Now that I have reached the end of my first year as the headmaster of St. Albans, I have spent the early part of the summer reflecting on the journey I began in July of 2018. Olinda and I remain eternally grateful for the warm and generous welcome you have extended us, and I continue to feel blessed each and every day to be part of the story of this remarkable school community.
Thinking back to the first days after my arrival at St. Albans last July, I recall being excited but a bit apprehensive, worried about how the school would adapt to a new leader after the departure of such a long-serving and beloved headmaster like Vance Wilson. Leadership transitions can be challenging, even when everyone has the best of intentions. It is a testament to the resilience and generous spirit of St. Albans that the school found room in its heart both to honor Vance’s legacy and to welcome my family and me in such an embracing way. St. Albans came to feel like our “home” very quickly, and that is because of all of you.
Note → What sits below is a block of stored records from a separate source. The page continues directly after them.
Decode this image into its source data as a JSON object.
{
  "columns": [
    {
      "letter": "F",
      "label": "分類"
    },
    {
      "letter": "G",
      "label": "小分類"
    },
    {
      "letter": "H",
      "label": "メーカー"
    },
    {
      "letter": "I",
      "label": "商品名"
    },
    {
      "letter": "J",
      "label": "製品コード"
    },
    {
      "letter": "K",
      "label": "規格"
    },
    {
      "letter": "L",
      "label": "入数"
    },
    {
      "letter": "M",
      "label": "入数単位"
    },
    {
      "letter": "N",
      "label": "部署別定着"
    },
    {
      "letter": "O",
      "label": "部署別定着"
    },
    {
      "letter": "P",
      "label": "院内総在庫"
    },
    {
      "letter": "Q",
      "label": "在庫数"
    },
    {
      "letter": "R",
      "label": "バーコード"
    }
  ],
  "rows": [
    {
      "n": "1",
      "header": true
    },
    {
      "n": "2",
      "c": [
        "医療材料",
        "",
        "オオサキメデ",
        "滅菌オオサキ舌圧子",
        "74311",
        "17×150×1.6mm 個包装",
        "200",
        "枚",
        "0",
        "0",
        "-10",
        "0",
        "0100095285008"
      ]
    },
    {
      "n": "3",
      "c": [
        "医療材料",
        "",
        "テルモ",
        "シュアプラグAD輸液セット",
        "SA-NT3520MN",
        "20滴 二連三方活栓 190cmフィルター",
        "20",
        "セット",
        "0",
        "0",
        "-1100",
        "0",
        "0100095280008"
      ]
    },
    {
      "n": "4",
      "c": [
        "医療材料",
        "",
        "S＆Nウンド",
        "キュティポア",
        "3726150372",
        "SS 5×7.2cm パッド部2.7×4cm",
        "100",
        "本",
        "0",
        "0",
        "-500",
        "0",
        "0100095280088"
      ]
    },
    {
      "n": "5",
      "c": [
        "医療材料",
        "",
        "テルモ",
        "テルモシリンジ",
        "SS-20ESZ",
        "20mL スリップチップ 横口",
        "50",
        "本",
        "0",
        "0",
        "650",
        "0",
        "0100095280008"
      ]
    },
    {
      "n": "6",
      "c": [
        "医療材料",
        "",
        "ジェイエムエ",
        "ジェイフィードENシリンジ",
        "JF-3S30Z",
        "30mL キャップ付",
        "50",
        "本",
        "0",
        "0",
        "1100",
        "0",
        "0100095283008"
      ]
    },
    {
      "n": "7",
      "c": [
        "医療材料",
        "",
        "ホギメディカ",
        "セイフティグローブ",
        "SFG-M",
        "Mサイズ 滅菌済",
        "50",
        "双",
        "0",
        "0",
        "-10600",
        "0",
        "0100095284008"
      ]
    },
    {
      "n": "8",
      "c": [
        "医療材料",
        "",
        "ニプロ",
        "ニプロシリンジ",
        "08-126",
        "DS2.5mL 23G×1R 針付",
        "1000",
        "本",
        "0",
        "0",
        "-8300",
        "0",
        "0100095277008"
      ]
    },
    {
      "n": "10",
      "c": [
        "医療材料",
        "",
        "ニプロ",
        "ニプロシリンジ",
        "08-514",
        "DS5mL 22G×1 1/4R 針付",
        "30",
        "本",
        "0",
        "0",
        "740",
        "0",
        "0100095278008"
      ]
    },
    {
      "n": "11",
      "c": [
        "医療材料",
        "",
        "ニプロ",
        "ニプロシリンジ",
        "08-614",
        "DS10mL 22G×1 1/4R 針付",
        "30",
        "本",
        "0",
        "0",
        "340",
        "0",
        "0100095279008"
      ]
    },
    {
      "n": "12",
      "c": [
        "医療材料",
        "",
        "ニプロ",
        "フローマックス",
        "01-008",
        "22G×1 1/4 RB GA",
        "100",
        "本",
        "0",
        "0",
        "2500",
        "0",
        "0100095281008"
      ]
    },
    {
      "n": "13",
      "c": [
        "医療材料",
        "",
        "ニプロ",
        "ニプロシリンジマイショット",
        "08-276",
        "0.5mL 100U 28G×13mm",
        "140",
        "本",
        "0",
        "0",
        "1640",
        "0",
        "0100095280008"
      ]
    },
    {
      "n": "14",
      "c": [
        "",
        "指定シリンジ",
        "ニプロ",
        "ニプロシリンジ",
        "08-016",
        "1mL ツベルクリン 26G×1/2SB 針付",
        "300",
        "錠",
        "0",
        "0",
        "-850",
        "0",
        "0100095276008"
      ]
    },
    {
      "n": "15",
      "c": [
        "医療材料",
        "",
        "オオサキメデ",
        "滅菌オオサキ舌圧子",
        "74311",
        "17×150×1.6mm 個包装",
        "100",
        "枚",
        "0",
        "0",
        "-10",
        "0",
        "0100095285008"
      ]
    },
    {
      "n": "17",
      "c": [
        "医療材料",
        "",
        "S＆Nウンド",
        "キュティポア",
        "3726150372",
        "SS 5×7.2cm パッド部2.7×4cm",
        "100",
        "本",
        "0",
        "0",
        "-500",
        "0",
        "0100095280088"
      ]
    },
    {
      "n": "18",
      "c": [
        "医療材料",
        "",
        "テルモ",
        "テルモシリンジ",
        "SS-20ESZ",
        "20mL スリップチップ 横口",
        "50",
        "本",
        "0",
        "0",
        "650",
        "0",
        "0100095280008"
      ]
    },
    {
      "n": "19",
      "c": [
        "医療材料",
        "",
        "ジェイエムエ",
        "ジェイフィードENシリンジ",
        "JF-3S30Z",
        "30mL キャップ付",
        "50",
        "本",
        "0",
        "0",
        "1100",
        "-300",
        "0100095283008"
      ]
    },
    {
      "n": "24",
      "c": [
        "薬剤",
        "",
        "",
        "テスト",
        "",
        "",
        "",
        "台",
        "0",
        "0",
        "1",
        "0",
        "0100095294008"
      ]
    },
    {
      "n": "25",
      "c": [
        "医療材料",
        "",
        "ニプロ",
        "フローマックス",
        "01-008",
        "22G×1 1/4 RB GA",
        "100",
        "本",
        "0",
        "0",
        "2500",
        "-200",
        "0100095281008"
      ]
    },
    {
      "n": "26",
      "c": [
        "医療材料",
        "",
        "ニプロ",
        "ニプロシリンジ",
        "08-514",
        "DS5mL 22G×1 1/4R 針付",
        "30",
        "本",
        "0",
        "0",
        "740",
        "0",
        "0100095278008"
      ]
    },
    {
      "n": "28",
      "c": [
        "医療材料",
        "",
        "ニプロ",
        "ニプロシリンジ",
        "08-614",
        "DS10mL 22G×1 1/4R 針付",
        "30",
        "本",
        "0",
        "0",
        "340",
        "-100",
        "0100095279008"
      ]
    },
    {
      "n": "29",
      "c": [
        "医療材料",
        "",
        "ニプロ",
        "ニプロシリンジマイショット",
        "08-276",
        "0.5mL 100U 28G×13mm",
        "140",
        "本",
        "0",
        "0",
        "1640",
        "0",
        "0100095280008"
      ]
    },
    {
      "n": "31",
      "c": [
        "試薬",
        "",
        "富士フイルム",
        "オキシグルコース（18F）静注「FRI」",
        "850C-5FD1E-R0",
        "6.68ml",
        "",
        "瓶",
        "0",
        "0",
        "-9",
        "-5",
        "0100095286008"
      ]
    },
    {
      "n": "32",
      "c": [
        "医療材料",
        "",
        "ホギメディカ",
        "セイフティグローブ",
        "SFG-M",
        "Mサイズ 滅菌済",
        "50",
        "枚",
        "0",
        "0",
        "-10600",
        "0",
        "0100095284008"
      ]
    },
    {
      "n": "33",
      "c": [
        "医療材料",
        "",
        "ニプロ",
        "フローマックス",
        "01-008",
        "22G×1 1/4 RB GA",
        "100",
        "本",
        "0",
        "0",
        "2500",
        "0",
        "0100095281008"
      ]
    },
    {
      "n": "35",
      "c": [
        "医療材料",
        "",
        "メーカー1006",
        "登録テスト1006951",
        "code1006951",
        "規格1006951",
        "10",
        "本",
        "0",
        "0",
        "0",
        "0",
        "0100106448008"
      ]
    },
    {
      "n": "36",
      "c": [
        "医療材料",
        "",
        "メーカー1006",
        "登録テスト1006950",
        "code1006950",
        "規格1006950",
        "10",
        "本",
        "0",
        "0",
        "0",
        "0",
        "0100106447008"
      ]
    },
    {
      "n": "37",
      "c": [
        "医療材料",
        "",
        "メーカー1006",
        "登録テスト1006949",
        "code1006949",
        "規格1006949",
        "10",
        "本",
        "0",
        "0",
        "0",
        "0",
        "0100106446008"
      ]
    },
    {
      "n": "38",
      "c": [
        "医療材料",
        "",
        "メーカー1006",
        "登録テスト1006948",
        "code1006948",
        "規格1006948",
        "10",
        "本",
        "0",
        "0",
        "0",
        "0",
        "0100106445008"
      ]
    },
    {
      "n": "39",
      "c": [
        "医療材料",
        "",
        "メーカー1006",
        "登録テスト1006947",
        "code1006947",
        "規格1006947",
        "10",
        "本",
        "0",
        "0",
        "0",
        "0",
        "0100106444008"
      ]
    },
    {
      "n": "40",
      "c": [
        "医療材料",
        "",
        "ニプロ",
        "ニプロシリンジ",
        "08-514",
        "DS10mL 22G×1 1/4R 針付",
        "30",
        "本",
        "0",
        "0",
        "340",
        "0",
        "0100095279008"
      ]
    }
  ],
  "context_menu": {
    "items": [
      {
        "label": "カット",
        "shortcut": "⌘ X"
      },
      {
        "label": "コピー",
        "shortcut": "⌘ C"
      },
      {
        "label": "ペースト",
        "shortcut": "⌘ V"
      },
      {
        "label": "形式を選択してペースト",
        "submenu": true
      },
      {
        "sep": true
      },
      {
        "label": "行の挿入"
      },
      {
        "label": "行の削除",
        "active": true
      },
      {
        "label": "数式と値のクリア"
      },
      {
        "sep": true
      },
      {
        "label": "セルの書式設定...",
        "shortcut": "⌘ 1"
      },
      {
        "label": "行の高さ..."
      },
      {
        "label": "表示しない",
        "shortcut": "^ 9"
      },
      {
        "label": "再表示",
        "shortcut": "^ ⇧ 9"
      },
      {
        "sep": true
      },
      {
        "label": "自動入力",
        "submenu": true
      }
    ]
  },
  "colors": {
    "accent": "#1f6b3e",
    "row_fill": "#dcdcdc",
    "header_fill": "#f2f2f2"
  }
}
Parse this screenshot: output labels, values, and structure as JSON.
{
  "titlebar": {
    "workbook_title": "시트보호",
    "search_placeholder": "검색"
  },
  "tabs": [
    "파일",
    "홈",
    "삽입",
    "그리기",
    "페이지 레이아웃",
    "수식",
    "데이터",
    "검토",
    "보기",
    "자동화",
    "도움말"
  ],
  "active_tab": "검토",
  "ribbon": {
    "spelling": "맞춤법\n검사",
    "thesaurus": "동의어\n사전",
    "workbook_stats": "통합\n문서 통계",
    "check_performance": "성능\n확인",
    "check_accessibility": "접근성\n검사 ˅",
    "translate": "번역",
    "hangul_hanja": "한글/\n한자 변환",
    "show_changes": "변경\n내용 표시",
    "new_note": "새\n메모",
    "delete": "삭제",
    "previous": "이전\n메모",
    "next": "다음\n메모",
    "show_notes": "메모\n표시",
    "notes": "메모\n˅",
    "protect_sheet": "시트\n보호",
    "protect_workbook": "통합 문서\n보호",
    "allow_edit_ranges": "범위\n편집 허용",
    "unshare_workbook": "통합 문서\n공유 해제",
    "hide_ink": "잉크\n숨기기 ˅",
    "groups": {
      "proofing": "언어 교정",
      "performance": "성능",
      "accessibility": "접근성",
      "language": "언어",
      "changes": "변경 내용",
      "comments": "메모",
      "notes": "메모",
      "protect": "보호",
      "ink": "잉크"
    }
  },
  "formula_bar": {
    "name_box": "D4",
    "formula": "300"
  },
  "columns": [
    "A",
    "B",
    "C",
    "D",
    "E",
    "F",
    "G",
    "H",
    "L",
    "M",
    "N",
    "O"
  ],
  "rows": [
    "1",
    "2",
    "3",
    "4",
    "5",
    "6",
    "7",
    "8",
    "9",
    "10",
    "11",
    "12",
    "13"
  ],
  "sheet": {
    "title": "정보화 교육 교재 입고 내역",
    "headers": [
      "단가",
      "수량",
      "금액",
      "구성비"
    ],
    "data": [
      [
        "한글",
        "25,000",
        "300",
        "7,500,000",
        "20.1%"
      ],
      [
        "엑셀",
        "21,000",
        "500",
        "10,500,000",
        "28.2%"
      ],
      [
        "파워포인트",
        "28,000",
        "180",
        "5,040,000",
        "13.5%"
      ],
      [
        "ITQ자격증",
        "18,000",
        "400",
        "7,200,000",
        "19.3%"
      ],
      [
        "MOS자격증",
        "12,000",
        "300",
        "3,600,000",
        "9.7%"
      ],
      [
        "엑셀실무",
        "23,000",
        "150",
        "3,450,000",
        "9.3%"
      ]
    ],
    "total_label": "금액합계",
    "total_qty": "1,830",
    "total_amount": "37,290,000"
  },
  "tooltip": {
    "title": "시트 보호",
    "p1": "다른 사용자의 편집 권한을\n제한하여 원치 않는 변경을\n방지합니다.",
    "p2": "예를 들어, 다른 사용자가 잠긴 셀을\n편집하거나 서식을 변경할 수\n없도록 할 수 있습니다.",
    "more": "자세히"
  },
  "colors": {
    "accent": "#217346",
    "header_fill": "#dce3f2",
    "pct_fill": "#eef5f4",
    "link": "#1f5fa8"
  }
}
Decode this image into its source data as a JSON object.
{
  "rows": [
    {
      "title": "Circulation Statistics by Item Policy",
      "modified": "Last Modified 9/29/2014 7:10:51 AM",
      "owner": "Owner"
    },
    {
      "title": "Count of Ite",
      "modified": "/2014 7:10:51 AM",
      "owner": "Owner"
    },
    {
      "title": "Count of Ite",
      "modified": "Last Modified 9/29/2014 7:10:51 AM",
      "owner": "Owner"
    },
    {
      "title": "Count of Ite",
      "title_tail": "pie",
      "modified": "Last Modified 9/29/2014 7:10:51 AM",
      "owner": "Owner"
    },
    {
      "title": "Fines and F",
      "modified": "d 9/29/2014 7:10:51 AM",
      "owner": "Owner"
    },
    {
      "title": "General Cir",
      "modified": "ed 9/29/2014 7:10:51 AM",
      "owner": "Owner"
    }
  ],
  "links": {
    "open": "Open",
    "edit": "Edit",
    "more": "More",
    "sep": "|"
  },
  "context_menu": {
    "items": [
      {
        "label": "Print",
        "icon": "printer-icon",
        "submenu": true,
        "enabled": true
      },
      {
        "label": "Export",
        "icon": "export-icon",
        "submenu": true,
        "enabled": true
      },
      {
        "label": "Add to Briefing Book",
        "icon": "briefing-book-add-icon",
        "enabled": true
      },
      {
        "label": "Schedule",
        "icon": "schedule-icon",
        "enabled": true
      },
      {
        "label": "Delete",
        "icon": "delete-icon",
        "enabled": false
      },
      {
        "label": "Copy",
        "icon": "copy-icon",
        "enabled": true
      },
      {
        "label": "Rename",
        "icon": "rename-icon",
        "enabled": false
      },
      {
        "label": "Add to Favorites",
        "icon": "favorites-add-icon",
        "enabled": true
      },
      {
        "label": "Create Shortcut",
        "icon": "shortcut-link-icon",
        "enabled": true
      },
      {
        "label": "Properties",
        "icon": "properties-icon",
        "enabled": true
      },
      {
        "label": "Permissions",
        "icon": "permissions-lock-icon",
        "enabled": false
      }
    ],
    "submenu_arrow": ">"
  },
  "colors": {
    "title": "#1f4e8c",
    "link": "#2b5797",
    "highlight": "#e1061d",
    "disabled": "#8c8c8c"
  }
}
Of course, the year also came with challenges. As a new headmaster, I was tested in ways I could never have imagined. But I hope I grew as a leader through these challenges and helped the school I have come to love grow as a community by the way we addressed them. I spoke with the boys in my opening homily in September of 2018 about my vision of a “moral brotherhood” based on “care, conscience, and civility.” At every moment this past year, we tried to meet the challenges placed before us in ways that honored these principles. The work is never complete. Abraham Lincoln, in one of my favorite passages, speaks of approaching life “with firmness in the right, as God gives us to see the right.” If we continue to summon that combination of resolve and humility, I believe our future will be even brighter than our past.
I am proud not only of the way we met the challenges placed before us in 2018-19, but of the many conversations and initiatives we advanced in the midst of a very complicated year when so much time was necessarily devoted to the important investigative process we undertook and brought to completion at the end of June. It would have been all-too-easy in the midst of such a year to postpone other important conversations. But we pressed forward, determined to approach the investigation into our past with the care and humanity it required, while also thinking ambitiously about our future. We were invited to join two transformational programs at the University of Pennsylvania (the Penn Teaching Fellows Program and the Penn Center for the Study of Boys and Girls Lives). We created the school’s first dean of community life and director of diversity, equity, and inclusion. We set a new record with Annual Giving, had another remarkable year in student admissions and faculty hiring, celebrated one of the finest senior classes in the history of the school, and began work on our next five-year strategic plan.
As I stood in the Little Sanctuary and National Cathedral during the final days of the school year honoring the achievements of our boys, welcoming our 50th Reunion class back to St. Albans, and saying farewell to our wonderful graduating seniors, I was reminded again of what a rare and special privilege it is to be part of this school community. Thank you for your trust and faith in my leadership and for continuing to believe in the promise of our school.